═════ Recorded information

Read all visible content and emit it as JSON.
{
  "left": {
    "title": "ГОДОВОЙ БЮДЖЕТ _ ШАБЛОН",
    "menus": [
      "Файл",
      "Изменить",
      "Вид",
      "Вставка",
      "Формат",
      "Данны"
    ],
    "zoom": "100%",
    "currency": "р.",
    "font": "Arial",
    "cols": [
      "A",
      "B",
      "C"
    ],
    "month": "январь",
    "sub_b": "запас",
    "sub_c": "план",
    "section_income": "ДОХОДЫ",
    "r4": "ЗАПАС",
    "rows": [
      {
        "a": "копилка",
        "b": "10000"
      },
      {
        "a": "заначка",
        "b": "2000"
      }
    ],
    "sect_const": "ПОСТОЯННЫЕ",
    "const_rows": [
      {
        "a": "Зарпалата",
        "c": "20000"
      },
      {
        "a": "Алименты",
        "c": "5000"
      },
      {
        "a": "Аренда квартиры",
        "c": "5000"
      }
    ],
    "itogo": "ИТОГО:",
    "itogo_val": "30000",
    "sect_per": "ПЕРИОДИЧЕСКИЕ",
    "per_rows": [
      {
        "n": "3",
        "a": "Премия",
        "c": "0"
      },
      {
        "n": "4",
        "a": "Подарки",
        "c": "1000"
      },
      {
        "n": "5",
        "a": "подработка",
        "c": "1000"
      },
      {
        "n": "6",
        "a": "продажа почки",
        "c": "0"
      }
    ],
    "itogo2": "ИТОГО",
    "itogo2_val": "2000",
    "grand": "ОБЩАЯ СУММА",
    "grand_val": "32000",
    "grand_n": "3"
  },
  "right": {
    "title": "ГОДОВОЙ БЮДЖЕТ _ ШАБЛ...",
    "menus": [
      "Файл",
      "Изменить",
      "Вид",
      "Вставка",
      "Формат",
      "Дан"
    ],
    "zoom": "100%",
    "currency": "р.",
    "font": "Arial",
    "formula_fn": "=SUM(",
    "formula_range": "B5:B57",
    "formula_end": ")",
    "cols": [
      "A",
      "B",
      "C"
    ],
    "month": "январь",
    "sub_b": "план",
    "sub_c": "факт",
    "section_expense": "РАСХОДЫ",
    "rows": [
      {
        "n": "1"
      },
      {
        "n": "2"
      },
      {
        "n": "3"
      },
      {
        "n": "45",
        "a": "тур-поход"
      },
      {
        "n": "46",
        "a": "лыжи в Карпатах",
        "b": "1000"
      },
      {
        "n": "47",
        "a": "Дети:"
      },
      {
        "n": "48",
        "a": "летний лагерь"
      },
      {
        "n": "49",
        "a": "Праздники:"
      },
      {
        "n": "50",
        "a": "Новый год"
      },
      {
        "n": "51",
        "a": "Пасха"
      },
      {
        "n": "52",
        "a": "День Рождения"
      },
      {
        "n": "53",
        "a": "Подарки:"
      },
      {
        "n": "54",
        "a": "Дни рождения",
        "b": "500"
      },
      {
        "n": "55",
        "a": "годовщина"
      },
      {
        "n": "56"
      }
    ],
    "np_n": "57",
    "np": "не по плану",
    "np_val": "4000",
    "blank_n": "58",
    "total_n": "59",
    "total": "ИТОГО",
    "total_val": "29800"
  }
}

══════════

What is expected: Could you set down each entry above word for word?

Answer space:
Read all visible content and emit it as JSON.
{
  "left": {
    "title": "ГОДОВОЙ БЮДЖЕТ _ ШАБЛОН",
    "menus": [
      "Файл",
      "Изменить",
      "Вид",
      "Вставка",
      "Формат",
      "Данны"
    ],
    "zoom": "100%",
    "currency": "р.",
    "font": "Arial",
    "cols": [
      "A",
      "B",
      "C"
    ],
    "month": "январь",
    "sub_b": "запас",
    "sub_c": "план",
    "section_income": "ДОХОДЫ",
    "r4": "ЗАПАС",
    "rows": [
      {
        "a": "копилка",
        "b": "10000"
      },
      {
        "a": "заначка",
        "b": "2000"
      }
    ],
    "sect_const": "ПОСТОЯННЫЕ",
    "const_rows": [
      {
        "a": "Зарпалата",
        "c": "20000"
      },
      {
        "a": "Алименты",
        "c": "5000"
      },
      {
        "a": "Аренда квартиры",
        "c": "5000"
      }
    ],
    "itogo": "ИТОГО:",
    "itogo_val": "30000",
    "sect_per": "ПЕРИОДИЧЕСКИЕ",
    "per_rows": [
      {
        "n": "3",
        "a": "Премия",
        "c": "0"
      },
      {
        "n": "4",
        "a": "Подарки",
        "c": "1000"
      },
      {
        "n": "5",
        "a": "подработка",
        "c": "1000"
      },
      {
        "n": "6",
        "a": "продажа почки",
        "c": "0"
      }
    ],
    "itogo2": "ИТОГО",
    "itogo2_val": "2000",
    "grand": "ОБЩАЯ СУММА",
    "grand_val": "32000",
    "grand_n": "3"
  },
  "right": {
    "title": "ГОДОВОЙ БЮДЖЕТ _ ШАБЛ...",
    "menus": [
      "Файл",
      "Изменить",
      "Вид",
      "Вставка",
      "Формат",
      "Дан"
    ],
    "zoom": "100%",
    "currency": "р.",
    "font": "Arial",
    "formula_fn": "=SUM(",
    "formula_range": "B5:B57",
    "formula_end": ")",
    "cols": [
      "A",
      "B",
      "C"
    ],
    "month": "январь",
    "sub_b": "план",
    "sub_c": "факт",
    "section_expense": "РАСХОДЫ",
    "rows": [
      {
        "n": "1"
      },
      {
        "n": "2"
      },
      {
        "n": "3"
      },
      {
        "n": "45",
        "a": "тур-поход"
      },
      {
        "n": "46",
        "a": "лыжи в Карпатах",
        "b": "1000"
      },
      {
        "n": "47",
        "a": "Дети:"
      },
      {
        "n": "48",
        "a": "летний лагерь"
      },
      {
        "n": "49",
        "a": "Праздники:"
      },
      {
        "n": "50",
        "a": "Новый год"
      },
      {
        "n": "51",
        "a": "Пасха"
      },
      {
        "n": "52",
        "a": "День Рождения"
      },
      {
        "n": "53",
        "a": "Подарки:"
      },
      {
        "n": "54",
        "a": "Дни рождения",
        "b": "500"
      },
      {
        "n": "55",
        "a": "годовщина"
      },
      {
        "n": "56"
      }
    ],
    "np_n": "57",
    "np": "не по плану",
    "np_val": "4000",
    "blank_n": "58",
    "total_n": "59",
    "total": "ИТОГО",
    "total_val": "29800"
  }
}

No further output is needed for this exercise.